For a 6’3” and 320-pound guard, Incognito has surprising foot speed that allows him to pull out and get to the second level quickly. The following plays illustrate Richie Incognito’s dominance on one of the staple run plays in the Bills’ playbook—the pin and pull sweep. In this play, the left tackle—Cordy Glenn—will “down block” to the right, while the left guard—Richie Incognito—pulls out to the left as a lead blocker. Here against the Patriots, Incognito quickly opens a rushing lane for LeSean McCoy, locking onto inside linebacker Don’t’a Hightower and driving him back off of the ball.
The play worked so well they ran it again in the same game with the same result—a big chunk of yardage.
Here, Karlos Williams scores a touchdown on another similar blocking scheme with Incognito sealing the edge.
Power is another staple run that the Bills ran with great success and it’s a similar concept to the pin-and-pull sweep.

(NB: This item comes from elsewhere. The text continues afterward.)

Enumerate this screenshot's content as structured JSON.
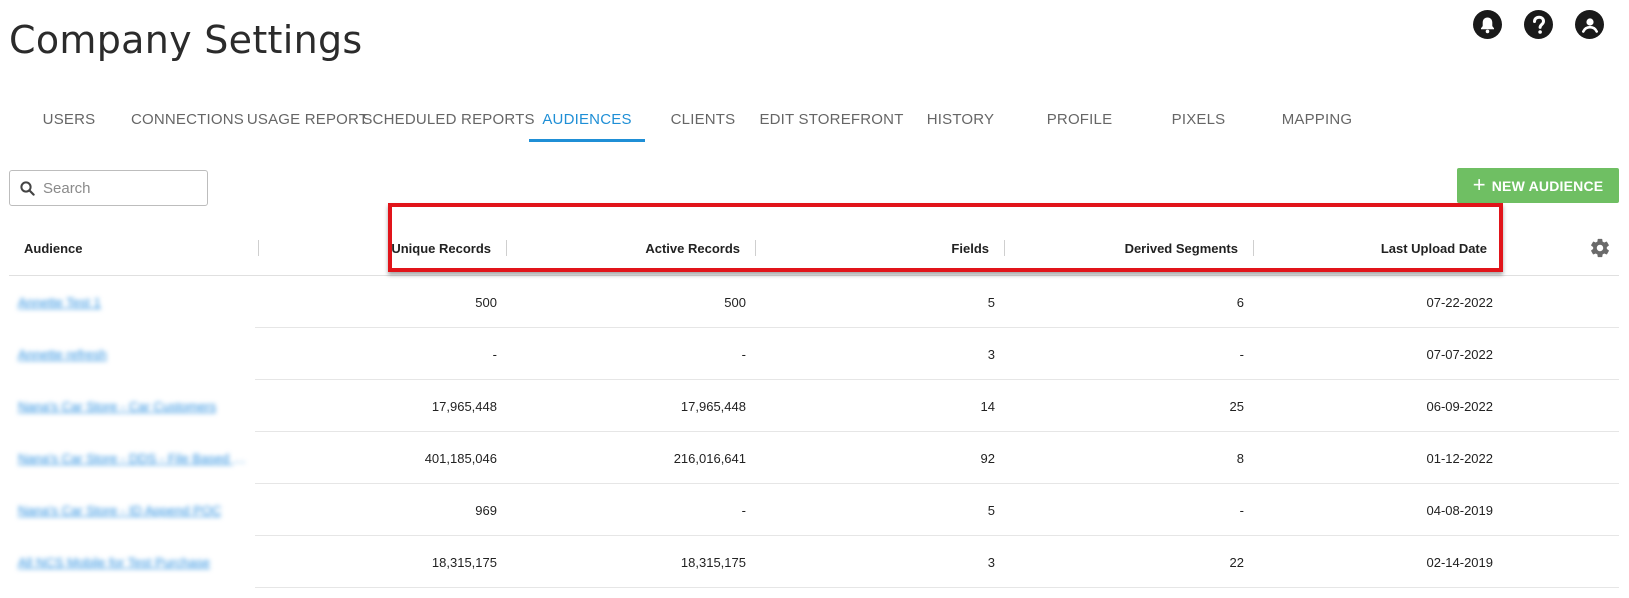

Instead of pulling to the left, the left guard pulls around the whole offensive line to the right side and is responsible for sealing the force defender that’s tasked with setting the edge, while the right side of the offensive line will block down to the left. Here’s a 41-yard score by Karlos Williams on a perfectly executed power to the right.
Here’s another power run from an unbalanced formation with the Bills backed up at their goal-line.
In addition to the plays where Richie Incognito needs to get out in space, he has to have to the power to drive a defensive lineman off the ball in one-on-one situations on gap runs between the tackles.
Here in the season opener, Richie Incognito is tasked with an extremely difficult assignment on another power run. The Colts’ nose tackle is shaded over center Eric Wood’s shoulder and there’s a four-technique lined directly over right guard John Miller, who’s the pulling guard here. Wood needs to block the four-technique while Incognito needs to “reach block” the nose tackle in order to clear a running lane. While the run gains just four yards, Incognito’s strength, balance and leg drive is illustrated as he drives the nose tackle completely out of the play.
Richie Incognito proved to be a devastating run blocker, as Bills’ running backs averaged 4.3 yards-per-carry when running behind the left guard according to ProFootballFocus, while gaining 413 yards and four touchdowns on 43 carries on rushes with Incognito as a pulling lead blocker through the team’s first eight games that I charted.
In the passing game, Richie Incognito was just as dominant, surrendering only two sacks, five quarterback hits and 12 hurries on the year, the ninth-fewest total pressures allowed by a guard according to ProFootballFocus.
Richie’s “seek and destroy” mentality showed up regularly on screens as well, chipping the three-technique defensive tackle before getting down-field with a full head of steam, leading the way for LeSean McCoy before knocking a defender out of bounds.
Incognito regularly showed the ability to drop into his pass set while maintaining a wide base and low pad level, sink his hips and anchor against defensive tackles on a regular basis.
One of the most important traits than an interior offensive lineman can possess is the ability to continue looking for work. Richie Incognito will regularly look to deliver a blow to a defensive linemen engaged with a tackle or center in order to knock them off balance and keep a clean pocket.
The Bills definitely have questions to answer on the right side of the offensive line, but retaining Richie Incognito is huge for the team’s offense. While he’s 32-years old, Incognito showed great athleticism and a work ethic that fans haven’t seen in a while. Incognito seems to have realized his mistakes and is taking his game seriously, which should put some fear in defensive linemen that have to battle with him for 60 minutes in the trenches.